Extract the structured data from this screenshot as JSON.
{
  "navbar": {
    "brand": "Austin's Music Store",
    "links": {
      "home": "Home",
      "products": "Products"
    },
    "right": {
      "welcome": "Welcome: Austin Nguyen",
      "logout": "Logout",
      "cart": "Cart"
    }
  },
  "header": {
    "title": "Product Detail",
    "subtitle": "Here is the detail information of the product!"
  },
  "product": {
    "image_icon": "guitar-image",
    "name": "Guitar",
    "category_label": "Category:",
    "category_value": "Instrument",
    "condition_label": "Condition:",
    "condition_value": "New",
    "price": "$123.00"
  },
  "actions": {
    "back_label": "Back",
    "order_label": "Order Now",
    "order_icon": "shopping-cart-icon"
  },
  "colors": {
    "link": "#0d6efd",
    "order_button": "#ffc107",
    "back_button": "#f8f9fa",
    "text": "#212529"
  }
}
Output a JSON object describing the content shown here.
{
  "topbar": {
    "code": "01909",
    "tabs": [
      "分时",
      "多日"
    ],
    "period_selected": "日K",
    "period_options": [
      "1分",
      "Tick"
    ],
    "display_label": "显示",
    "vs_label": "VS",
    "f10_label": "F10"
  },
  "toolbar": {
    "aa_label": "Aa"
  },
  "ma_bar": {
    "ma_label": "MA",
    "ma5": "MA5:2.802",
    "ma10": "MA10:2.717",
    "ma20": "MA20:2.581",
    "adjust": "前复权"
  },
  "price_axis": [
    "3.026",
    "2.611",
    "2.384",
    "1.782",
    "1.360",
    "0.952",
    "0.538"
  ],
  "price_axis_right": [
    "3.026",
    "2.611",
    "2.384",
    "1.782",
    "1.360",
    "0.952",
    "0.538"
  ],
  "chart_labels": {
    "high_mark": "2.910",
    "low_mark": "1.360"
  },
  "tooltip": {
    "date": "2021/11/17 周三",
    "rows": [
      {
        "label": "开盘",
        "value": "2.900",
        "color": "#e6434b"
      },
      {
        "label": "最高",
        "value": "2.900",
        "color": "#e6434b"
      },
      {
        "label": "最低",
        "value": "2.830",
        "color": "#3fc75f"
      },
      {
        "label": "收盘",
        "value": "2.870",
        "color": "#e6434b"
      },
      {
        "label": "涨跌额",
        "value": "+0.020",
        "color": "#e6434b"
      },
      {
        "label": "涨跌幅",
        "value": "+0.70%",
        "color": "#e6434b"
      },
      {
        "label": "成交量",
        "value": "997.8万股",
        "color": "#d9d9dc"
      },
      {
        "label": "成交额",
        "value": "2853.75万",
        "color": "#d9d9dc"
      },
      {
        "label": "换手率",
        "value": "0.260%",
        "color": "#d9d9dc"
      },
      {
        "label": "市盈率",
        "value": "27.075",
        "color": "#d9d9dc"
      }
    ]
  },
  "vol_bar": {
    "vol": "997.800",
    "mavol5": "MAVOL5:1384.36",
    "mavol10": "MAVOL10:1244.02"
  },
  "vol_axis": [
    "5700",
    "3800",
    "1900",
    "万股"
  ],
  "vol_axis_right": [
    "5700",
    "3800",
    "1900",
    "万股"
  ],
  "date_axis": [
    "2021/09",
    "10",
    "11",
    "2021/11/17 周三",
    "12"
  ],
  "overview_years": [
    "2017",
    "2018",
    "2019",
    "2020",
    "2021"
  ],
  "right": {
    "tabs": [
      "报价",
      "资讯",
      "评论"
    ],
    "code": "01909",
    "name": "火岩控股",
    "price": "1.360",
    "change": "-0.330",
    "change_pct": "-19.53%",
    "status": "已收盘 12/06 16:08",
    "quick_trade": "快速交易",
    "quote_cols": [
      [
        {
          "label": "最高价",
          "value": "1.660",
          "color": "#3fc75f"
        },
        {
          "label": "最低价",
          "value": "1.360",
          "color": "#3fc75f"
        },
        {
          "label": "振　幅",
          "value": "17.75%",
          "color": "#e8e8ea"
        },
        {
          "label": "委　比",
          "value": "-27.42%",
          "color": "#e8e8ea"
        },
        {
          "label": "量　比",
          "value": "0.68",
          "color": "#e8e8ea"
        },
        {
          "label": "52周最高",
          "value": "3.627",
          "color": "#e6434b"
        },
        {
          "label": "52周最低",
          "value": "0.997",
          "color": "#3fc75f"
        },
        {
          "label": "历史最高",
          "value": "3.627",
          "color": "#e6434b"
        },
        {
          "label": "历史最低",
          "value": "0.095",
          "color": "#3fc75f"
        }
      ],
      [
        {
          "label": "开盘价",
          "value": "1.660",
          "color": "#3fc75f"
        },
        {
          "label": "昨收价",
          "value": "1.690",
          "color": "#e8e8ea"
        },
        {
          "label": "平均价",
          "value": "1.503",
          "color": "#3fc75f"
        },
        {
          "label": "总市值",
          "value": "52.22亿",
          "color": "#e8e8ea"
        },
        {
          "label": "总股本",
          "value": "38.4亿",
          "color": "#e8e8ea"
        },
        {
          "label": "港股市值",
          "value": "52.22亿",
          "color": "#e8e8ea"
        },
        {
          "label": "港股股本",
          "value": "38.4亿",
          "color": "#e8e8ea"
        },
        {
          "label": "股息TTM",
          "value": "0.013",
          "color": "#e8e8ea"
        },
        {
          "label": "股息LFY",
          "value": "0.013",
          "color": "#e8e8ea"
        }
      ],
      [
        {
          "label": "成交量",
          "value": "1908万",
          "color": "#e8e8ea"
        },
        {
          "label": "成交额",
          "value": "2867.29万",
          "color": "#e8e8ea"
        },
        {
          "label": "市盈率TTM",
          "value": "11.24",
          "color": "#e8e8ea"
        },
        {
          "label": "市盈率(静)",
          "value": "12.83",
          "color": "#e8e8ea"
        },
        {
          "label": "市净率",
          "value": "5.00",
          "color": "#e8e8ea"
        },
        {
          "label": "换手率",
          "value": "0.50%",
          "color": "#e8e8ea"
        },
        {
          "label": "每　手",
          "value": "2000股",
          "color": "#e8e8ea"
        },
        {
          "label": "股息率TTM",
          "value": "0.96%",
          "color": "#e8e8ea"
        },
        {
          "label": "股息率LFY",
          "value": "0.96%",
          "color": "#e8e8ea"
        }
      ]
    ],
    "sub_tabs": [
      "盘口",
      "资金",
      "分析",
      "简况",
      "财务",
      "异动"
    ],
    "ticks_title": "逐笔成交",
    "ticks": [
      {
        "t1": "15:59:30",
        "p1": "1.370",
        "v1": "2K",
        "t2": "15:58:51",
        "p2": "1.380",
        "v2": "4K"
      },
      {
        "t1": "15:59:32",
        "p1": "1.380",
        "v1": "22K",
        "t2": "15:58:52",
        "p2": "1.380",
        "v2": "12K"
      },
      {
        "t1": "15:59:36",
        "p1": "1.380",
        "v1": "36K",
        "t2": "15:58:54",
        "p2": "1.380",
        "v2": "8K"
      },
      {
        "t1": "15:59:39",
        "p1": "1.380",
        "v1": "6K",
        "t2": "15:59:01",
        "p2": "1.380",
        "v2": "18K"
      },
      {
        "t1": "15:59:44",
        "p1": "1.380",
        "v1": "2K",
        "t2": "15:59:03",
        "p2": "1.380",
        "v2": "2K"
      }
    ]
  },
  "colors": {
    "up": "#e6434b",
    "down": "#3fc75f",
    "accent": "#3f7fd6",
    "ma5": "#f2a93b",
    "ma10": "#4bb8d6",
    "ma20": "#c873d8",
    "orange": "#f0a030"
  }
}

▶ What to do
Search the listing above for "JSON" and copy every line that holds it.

▶ Answer space
Extract the structured data from this screenshot as JSON.
Output a JSON object describing the content shown here.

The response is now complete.